Prince Hal and Poins appear together on the highway near Gadshill. Poins has succeeded in depriving Falstaff of his horse, and the fat knight himself arrives calling for Poins, who has withdrawn into the darkness. Hal offers to find Poins, and Falstaff is left alone to complain about Poins' perfidy. When the prince returns, Sir John is no less voluble in his denunciation of anyone who would so "colt" (fool) him. When Hal refuses to serve as Falstaff's groom — that is, get his horse for him — the knight unrestrainedly and wittily excoriates him.
Gadshill, Bardolph, and Peto enter. The victims of these robbers are now coming down the hill; all must put on their masks and be ready for them. Prince Hal instructs all but Poins to confront the travelers in the narrow lane, while he and Poins wait farther down the hill, ready to waylay their victims if they escape the first encounter.

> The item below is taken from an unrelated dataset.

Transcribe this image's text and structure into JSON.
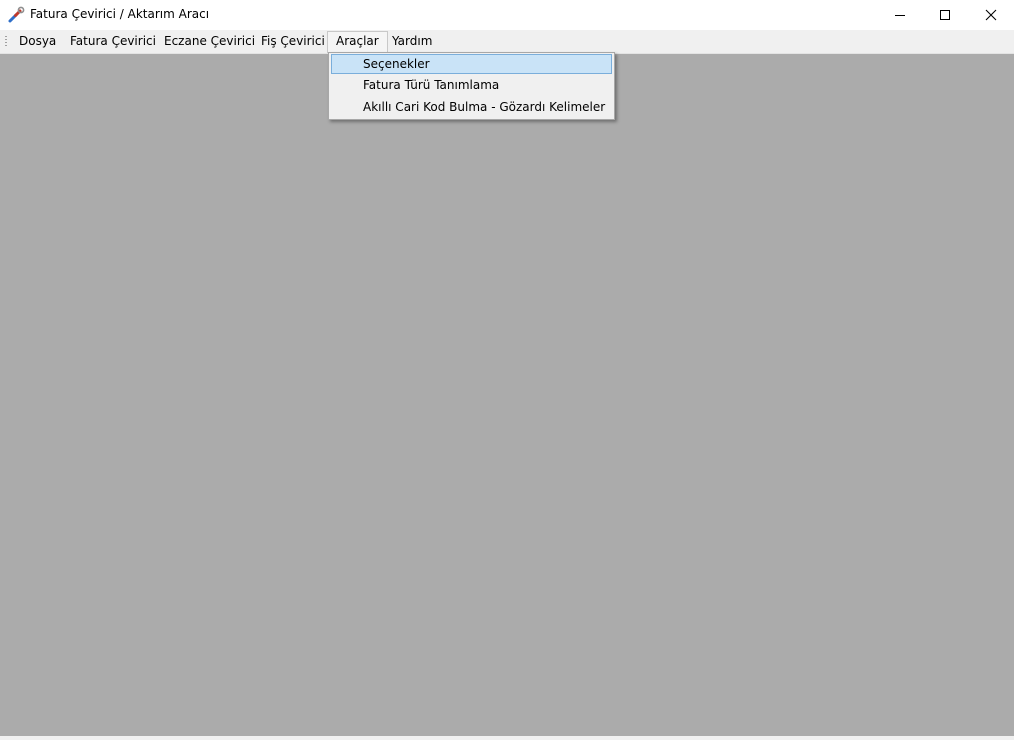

Falstaff has a moment of trepidation but agrees to stand fast. Hal and Poins leave to put on the disguises which will serve their purpose later.
Rendered helpless, perhaps chiefly by the verbal explosions of Falstaff, the travelers are quickly robbed and bound. The thieves are about to share the loot when the disguised Hal and Poins set upon them. Bardolph and Peto take to their heels at once; Falstaff remains only to strike a blow or two and then runs off, leaving the loot. The thought of the corpulent Falstaff footing it all the way to London delights Hal and Poins.
One may wonder how it happens that the travelers, including the well-heeled franklin, are not mounted and proceed afoot. Obviously, Shakespeare, actor and shareholder in his company, was the practical man of the theater; stage entries on horseback were impractical. Not only does he deprive the travelers of horses but capitalizes on this necessity by having Hal and Poins deprive Falstaff of his horse.
In this scene, farcical action, the broadest type of comedy, is dominant: Falstaff is the victim of Prince Hal, aided by Poins, and is paying the price for his enormous girth and brave words, but Shakespeare does not permit him to become the object of derisive laughter. Again his lines are superb of their kind. Here especially he is the master of witty paradox. He will be "accurs'd to rob in that thief's company" (10); hourly during the past twenty-two years he has vowed never to endure Poins' company again. Yet he cannot bring himself to forego "the rogue's company." He calls down a plague upon all thieves who cannot be true men. Paradox is carried even further. This corpulent old man, for whom twenty-four feet up hilly ground is the equivalent of seventy miles for any one of his companions, is the personification of vitality when he confronts the travelers. His best line is "What, ye knaves! young men must live" (95-96); here is the Falstaff who, despite his advanced years and white beard, is the very spirit of carefree youth.
From one point of view, Hal and Poins function as the wits who so manipulate events that folly is exposed-specifically, the folly of Sir John. But a serious crime has been committed, and it is not easy to dismiss all this as no more than an escapade in which the prince amuses himself prior to his promised reformation. For the time being, however, judgment must await the outcome of the gulling of Falstaff.
Some readers may be disturbed by Hal's refusal to show any pity for Falstaff, who "sweats to death, / And lards the earth as he walks along" ( 115-16). But that would be sheer sentimentality; there is no occasion to conclude that Sir John is in great discomfort. He is enduring comic punishment, as it were, for his sin of gluttony.